He emphasises the need to use slurry carefully, as contaminating silage cuts can ruin fermentation and result in poor-quality forage. “Use a dribble bar or injection system to apply slurry close to the plant root.” Mr Kidner also urges producers to push ahead with reseeding plans, emphasising the higher productivity of new swards. “Replacing old leys can help improve both the quantity and quality of forage produced. By including a higher proportion of clover in seed mixtures, producers can also help future proof their unit by fixing atmospheric nitrogen and lowering the requirement for purchased nitrogen.”
Clover cover of between 20% and 30% can fix 180kgN/ ha per year – the equivalent to 521kg of a 34% nitrogen fertiliser – and will save £339/ha per year. Min- or no-till techniques, rather than ploughing, will minimise soil disturbance and erosion – and reduce costs. “Ploughing will use 3.5 times the diesel of double discing and 20 times the amount of fuel for a no tillage system.
“Producers should also reassess how they make grass silage. Are all the field operations necessary? “Also think about how many cuts to take. Question if multicut silage still has a place with higher fertiliser, fuel and contractor charges.”
Where producers have successfully managed to increase the energy and protein content of grass silage by cutting more often, Mr Kidner says they should continue. But he urges all who have been using the system to look closely at what they have achieved.
“What has actually happened to grass silage quantity and quality? Have they increased as much as expected, compared to a well-managed three-cut system? Has multi-cutting impacted on mid- and lateseason grazing availability?”
He predicts multicut systems will cost £179/tDM compared to £139/tDM for a three-cut system and, although quality will be higher overall, yield will be the same. The cost per cow will increase by around £200 and requires a significant concentrate saving to justify the added expense.
“But whatever system you use, focus on reducing waste at all stages of the process, which can be as high as 15% of all dry matter produced,” he adds. “Waste includes field losses due to excessive wilting and careless harvesting practices. Fermentation losses are more significant and go unseen. They are a consequence of slow filling, inadequate rolling, and clamp sealing.”
Research shows using an effective additive will reduce dry matter losses by an average of 4%, and sometimes more. “Most observers would think it mad to throw away one in every 25 hectares harvested but this is what is happening, and it is avoidable at a low cost.

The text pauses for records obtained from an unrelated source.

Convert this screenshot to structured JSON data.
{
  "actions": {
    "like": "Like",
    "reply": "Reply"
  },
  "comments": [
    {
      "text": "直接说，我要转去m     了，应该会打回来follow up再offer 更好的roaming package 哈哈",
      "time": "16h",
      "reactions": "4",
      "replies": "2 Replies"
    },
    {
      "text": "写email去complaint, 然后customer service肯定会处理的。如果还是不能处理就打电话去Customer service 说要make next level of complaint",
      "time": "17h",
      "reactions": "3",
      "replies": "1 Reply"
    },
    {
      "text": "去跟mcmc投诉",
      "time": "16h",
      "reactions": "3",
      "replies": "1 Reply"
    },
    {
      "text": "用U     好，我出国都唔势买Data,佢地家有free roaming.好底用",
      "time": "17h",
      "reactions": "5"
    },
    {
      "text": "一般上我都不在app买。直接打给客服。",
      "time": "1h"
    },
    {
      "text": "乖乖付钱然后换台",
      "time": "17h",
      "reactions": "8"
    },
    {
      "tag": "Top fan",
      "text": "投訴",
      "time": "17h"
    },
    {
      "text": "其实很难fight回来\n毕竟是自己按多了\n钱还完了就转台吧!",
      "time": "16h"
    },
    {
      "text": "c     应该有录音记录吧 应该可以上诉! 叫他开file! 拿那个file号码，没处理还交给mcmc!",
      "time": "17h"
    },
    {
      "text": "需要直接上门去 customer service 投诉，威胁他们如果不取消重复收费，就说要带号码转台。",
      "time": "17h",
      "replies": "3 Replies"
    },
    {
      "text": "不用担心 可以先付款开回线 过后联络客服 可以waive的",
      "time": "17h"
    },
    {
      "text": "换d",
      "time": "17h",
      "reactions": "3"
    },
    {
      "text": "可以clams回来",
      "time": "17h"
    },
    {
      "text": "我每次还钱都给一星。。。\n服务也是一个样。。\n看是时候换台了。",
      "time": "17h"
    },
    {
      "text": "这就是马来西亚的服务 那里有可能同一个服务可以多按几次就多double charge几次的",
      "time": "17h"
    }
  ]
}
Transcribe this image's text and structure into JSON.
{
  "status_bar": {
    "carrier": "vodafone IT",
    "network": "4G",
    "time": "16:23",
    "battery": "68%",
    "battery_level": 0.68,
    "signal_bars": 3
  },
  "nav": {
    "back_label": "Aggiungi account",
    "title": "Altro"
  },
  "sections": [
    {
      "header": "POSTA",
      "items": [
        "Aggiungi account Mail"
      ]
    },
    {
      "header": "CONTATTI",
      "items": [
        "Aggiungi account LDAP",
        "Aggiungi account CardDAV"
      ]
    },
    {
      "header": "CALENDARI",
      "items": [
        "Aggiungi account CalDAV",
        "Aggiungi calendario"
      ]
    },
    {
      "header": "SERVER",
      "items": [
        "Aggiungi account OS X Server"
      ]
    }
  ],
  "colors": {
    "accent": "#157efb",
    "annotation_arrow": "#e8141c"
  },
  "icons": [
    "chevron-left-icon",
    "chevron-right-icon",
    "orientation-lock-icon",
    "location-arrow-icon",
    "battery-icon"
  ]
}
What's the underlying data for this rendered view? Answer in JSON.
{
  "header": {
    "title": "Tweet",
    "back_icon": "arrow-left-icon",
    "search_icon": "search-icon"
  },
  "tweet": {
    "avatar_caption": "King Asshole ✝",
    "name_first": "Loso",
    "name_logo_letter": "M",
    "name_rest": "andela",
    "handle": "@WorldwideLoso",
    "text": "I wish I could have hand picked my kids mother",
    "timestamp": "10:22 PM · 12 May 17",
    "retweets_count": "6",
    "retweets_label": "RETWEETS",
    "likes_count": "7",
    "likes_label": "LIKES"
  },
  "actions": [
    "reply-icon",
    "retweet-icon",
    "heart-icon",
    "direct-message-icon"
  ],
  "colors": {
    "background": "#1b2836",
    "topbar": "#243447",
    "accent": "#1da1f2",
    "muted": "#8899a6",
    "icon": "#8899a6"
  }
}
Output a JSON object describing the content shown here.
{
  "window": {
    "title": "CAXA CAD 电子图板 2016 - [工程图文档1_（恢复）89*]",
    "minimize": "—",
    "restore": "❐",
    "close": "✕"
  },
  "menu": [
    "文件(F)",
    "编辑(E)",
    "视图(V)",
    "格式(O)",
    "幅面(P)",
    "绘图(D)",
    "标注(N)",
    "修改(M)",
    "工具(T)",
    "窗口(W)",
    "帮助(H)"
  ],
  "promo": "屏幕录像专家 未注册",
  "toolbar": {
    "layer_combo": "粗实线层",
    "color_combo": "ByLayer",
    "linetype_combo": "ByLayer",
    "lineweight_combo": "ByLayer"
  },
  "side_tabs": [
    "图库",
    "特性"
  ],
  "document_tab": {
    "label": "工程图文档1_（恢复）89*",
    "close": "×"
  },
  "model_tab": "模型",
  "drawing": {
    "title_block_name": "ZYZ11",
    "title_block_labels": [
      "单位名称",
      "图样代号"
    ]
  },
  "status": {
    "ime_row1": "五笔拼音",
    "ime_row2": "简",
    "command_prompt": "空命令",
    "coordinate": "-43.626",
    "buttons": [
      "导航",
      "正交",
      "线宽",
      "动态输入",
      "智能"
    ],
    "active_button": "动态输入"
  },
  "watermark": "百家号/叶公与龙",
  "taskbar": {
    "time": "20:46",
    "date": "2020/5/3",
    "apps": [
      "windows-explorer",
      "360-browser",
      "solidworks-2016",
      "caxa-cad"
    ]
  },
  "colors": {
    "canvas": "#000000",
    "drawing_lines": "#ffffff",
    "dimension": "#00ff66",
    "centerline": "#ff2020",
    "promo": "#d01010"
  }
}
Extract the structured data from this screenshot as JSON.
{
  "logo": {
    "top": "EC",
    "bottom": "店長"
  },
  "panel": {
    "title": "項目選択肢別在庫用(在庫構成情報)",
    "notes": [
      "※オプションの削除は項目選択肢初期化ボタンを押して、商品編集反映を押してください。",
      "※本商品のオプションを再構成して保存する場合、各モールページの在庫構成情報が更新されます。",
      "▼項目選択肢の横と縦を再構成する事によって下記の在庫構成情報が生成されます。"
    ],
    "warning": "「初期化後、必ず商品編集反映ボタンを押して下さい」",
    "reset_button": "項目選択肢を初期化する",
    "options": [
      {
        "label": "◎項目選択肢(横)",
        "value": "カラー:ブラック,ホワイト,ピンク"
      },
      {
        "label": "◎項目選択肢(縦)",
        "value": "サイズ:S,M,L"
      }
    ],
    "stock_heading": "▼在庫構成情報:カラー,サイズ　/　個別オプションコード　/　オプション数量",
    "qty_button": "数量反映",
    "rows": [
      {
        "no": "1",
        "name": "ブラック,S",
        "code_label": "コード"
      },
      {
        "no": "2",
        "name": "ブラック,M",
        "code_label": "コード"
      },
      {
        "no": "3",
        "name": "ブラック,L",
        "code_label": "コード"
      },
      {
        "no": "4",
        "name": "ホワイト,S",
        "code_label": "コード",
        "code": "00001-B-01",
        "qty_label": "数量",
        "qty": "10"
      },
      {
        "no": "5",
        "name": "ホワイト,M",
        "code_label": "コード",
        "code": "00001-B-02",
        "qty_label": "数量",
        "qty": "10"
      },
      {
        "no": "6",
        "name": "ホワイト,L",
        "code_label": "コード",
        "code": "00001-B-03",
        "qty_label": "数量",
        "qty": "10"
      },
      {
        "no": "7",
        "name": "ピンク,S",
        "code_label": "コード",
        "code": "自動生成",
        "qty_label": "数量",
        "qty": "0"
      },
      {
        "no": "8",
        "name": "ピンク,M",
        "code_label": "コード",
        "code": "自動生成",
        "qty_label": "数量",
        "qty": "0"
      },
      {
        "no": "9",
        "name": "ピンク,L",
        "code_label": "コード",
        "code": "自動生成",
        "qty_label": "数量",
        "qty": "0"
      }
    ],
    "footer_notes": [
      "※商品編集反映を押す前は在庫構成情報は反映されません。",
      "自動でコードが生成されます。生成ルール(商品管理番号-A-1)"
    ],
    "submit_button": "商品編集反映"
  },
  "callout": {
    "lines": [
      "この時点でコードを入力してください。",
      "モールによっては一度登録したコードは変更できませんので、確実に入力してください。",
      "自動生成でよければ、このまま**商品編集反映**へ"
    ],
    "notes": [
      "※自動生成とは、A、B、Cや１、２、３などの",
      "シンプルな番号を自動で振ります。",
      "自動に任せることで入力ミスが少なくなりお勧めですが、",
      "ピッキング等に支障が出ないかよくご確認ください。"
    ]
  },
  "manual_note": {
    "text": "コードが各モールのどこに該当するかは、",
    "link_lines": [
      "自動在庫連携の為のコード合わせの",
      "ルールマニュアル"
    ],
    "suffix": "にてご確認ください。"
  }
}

“Feed-out losses can also mount up. We see a lot of aerobic spoilage in clamps caused by grass ensiled when it is too dry, which results in overheating and a significant loss of dry matter. So always try to harvest below 35% dry matter,” says Mr Kidner.
“Ask how much waste are you prepared to tolerate when every kilogramme of silage dry matter you’ve made and can’t feed has to be replaced with more expensive purchased feeds? While reducing forage production should not be contemplated, I believe every dairy unit will be able to identify ways to increase cost-efficient production.”